Exercise brief. Go through the entries below and copy every line that holds the word "value".

##### Available records #####

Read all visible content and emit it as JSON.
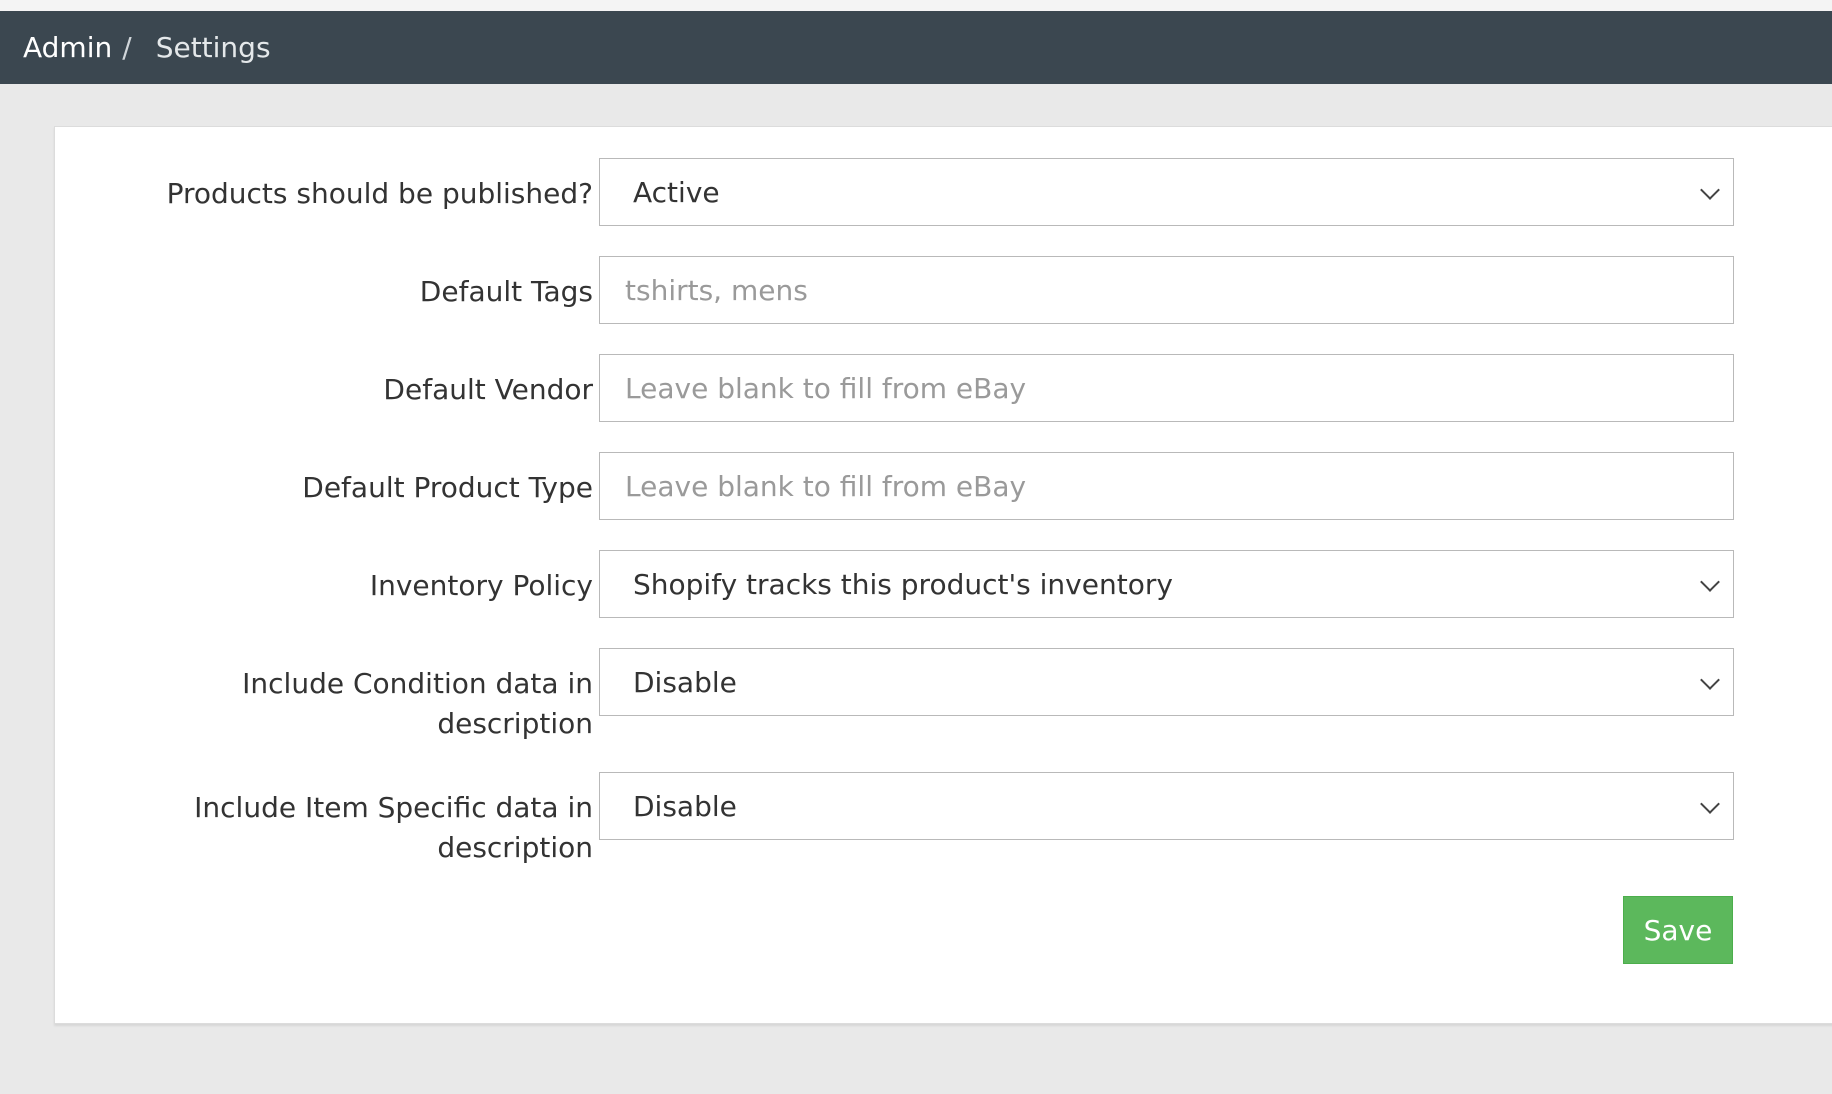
{
  "breadcrumb": {
    "admin": "Admin",
    "separator": "/",
    "current": "Settings"
  },
  "form": {
    "published": {
      "label": "Products should be published?",
      "value": "Active"
    },
    "tags": {
      "label": "Default Tags",
      "placeholder": "tshirts, mens"
    },
    "vendor": {
      "label": "Default Vendor",
      "placeholder": "Leave blank to fill from eBay"
    },
    "product_type": {
      "label": "Default Product Type",
      "placeholder": "Leave blank to fill from eBay"
    },
    "inventory_policy": {
      "label": "Inventory Policy",
      "value": "Shopify tracks this product's inventory"
    },
    "condition": {
      "label_line1": "Include Condition data in",
      "label_line2": "description",
      "value": "Disable"
    },
    "item_specific": {
      "label_line1": "Include Item Specific data in",
      "label_line2": "description",
      "value": "Disable"
    }
  },
  "actions": {
    "save_label": "Save"
  },
  "colors": {
    "header_bg": "#3b4750",
    "page_bg": "#e9e9e9",
    "save_green": "#5cb85c"
  }
}
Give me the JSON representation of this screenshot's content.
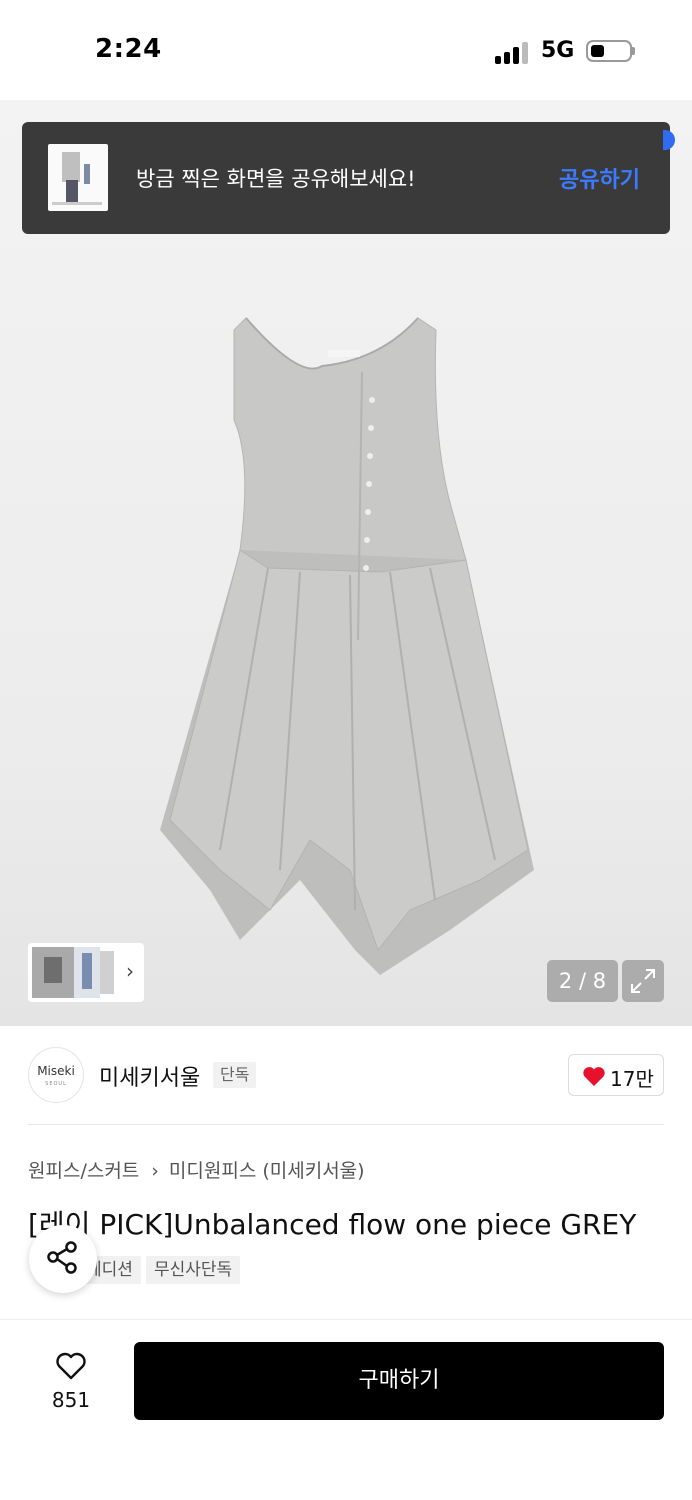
{
  "status_bar": {
    "time": "2:24",
    "network": "5G"
  },
  "share_toast": {
    "message": "방금 찍은 화면을 공유해보세요!",
    "action_label": "공유하기"
  },
  "gallery": {
    "counter": "2 / 8"
  },
  "brand": {
    "logo_text": "Miseki",
    "logo_subtext": "SEOUL",
    "name": "미세키서울",
    "tag": "단독"
  },
  "likes": {
    "count": "17만"
  },
  "breadcrumb": {
    "category": "원피스/스커트",
    "subcategory": "미디원피스 (미세키서울)"
  },
  "product": {
    "title": "[레이 PICK]Unbalanced flow one piece GREY",
    "tags": [
      "에디션",
      "무신사단독"
    ]
  },
  "bottom_bar": {
    "wish_count": "851",
    "buy_label": "구매하기"
  },
  "colors": {
    "accent_blue": "#3b7cff",
    "like_red": "#e8112d",
    "buy_button": "#000000"
  }
}
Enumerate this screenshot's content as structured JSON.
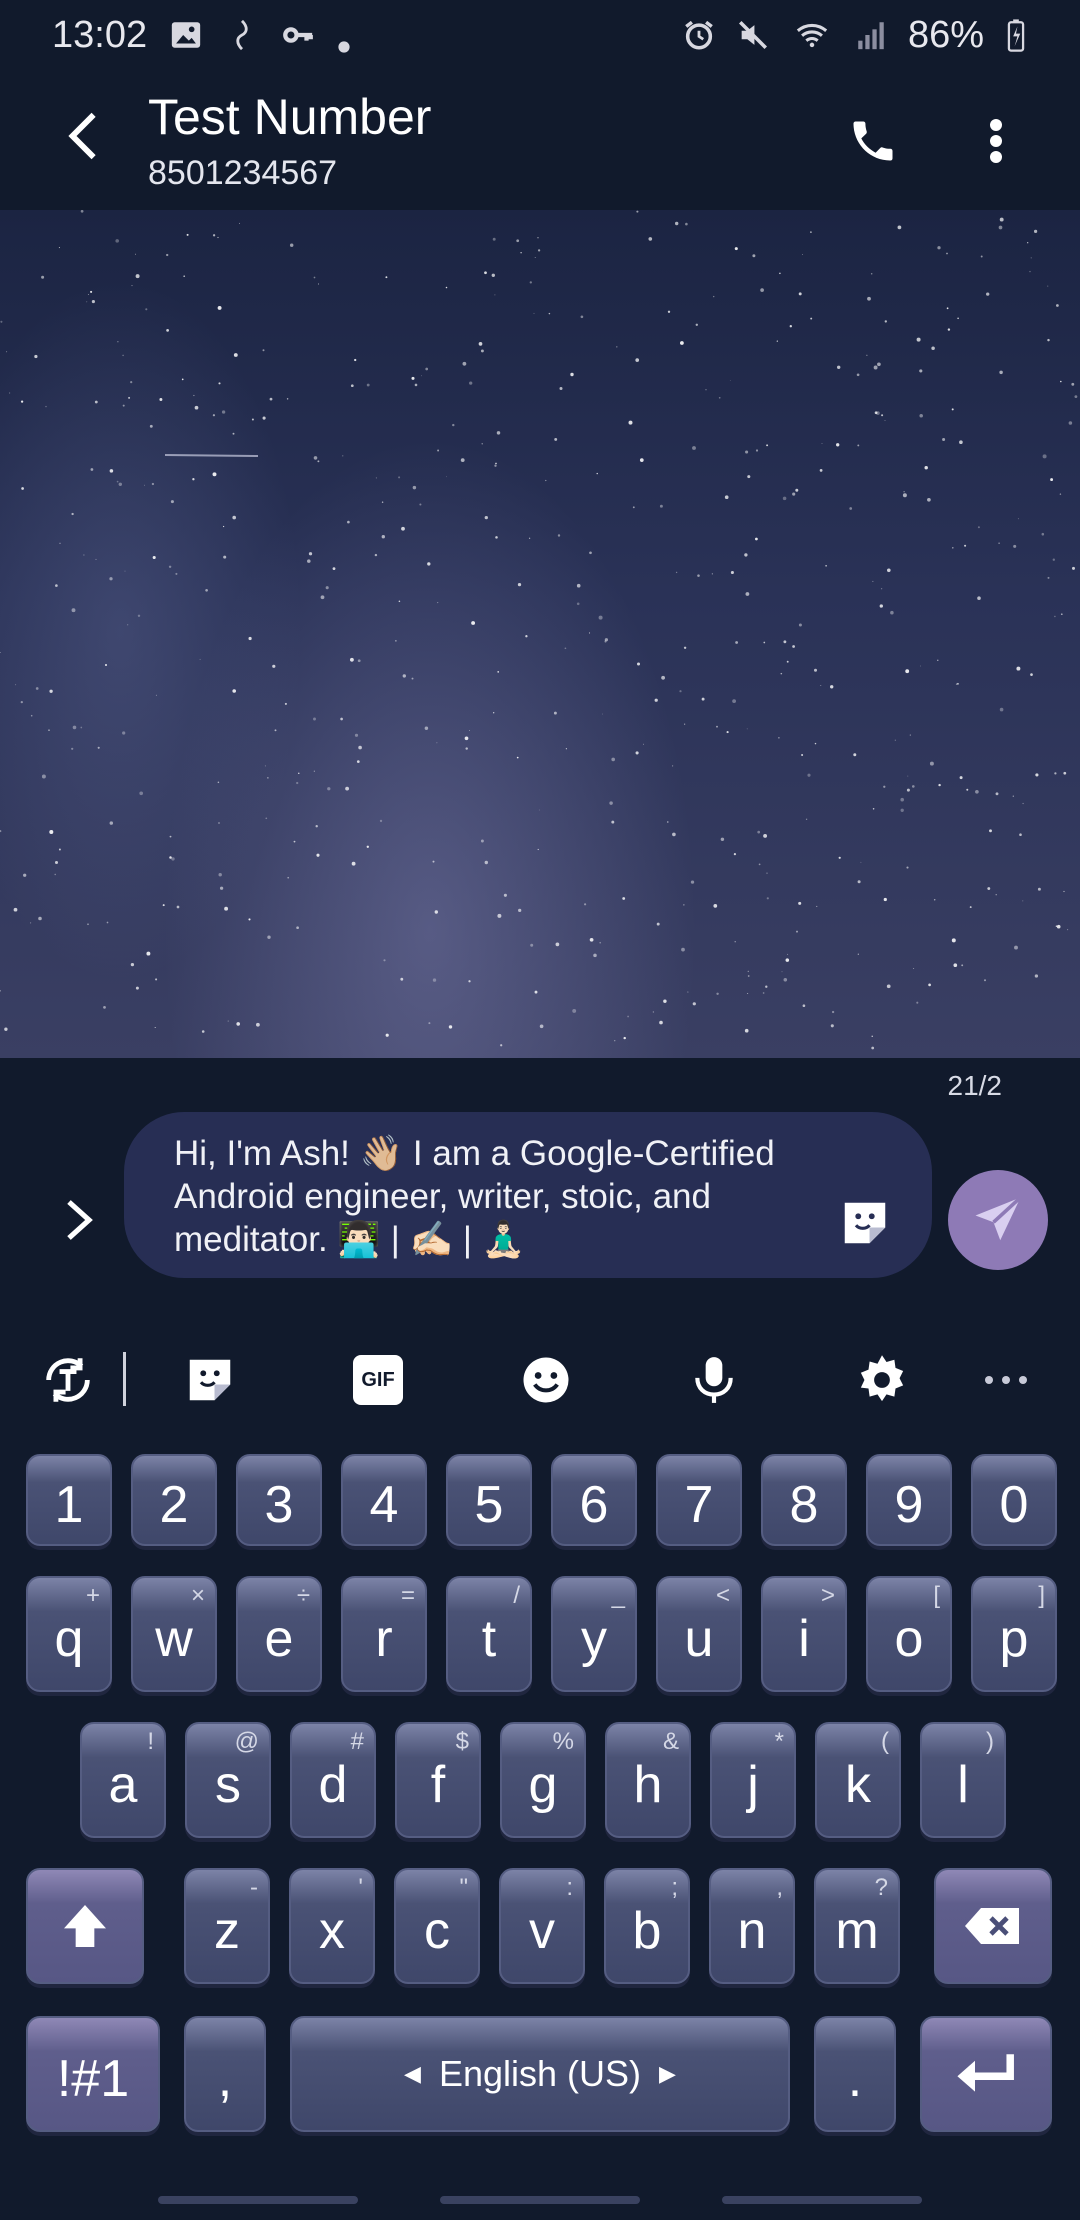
{
  "status_bar": {
    "time": "13:02",
    "battery": "86%",
    "left_icons": [
      "image-icon",
      "audio-icon",
      "key-icon",
      "dot-icon"
    ],
    "right_icons": [
      "alarm-icon",
      "mute-icon",
      "wifi-icon",
      "signal-icon",
      "battery-icon"
    ]
  },
  "header": {
    "contact_name": "Test Number",
    "contact_number": "8501234567",
    "icons": [
      "back-arrow-icon",
      "phone-icon",
      "more-vert-icon"
    ]
  },
  "compose": {
    "counter": "21/2",
    "message_text": "Hi, I'm Ash! 👋🏼 I am a Google-Certified Android engineer, writer, stoic, and meditator. 👨🏻‍💻 | ✍🏻 | 🧘🏻‍♂️",
    "icons": [
      "chevron-right-icon",
      "sticker-icon",
      "send-icon"
    ]
  },
  "keyboard_toolbar": {
    "icons": [
      "text-mode-icon",
      "sticker-icon",
      "gif-icon",
      "emoji-icon",
      "microphone-icon",
      "settings-icon",
      "more-horiz-icon"
    ],
    "gif_label": "GIF"
  },
  "keyboard": {
    "number_row": [
      "1",
      "2",
      "3",
      "4",
      "5",
      "6",
      "7",
      "8",
      "9",
      "0"
    ],
    "row1": [
      {
        "k": "q",
        "h": "+"
      },
      {
        "k": "w",
        "h": "×"
      },
      {
        "k": "e",
        "h": "÷"
      },
      {
        "k": "r",
        "h": "="
      },
      {
        "k": "t",
        "h": "/"
      },
      {
        "k": "y",
        "h": "_"
      },
      {
        "k": "u",
        "h": "<"
      },
      {
        "k": "i",
        "h": ">"
      },
      {
        "k": "o",
        "h": "["
      },
      {
        "k": "p",
        "h": "]"
      }
    ],
    "row2": [
      {
        "k": "a",
        "h": "!"
      },
      {
        "k": "s",
        "h": "@"
      },
      {
        "k": "d",
        "h": "#"
      },
      {
        "k": "f",
        "h": "$"
      },
      {
        "k": "g",
        "h": "%"
      },
      {
        "k": "h",
        "h": "&"
      },
      {
        "k": "j",
        "h": "*"
      },
      {
        "k": "k",
        "h": "("
      },
      {
        "k": "l",
        "h": ")"
      }
    ],
    "row3": [
      {
        "k": "z",
        "h": "-"
      },
      {
        "k": "x",
        "h": "'"
      },
      {
        "k": "c",
        "h": "\""
      },
      {
        "k": "v",
        "h": ":"
      },
      {
        "k": "b",
        "h": ";"
      },
      {
        "k": "n",
        "h": ","
      },
      {
        "k": "m",
        "h": "?"
      }
    ],
    "symbols_label": "!#1",
    "comma_label": ",",
    "period_label": ".",
    "space_label": "English (US)",
    "special_icons": [
      "shift-icon",
      "backspace-icon",
      "enter-icon"
    ]
  },
  "colors": {
    "background": "#111a2c",
    "compose_box": "#272e54",
    "send_button": "#8e7ab6"
  }
}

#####

Response for this exercise.
      "value": "Active"
      "value": "Shopify tracks this product's inventory"
      "value": "Disable"
      "value": "Disable"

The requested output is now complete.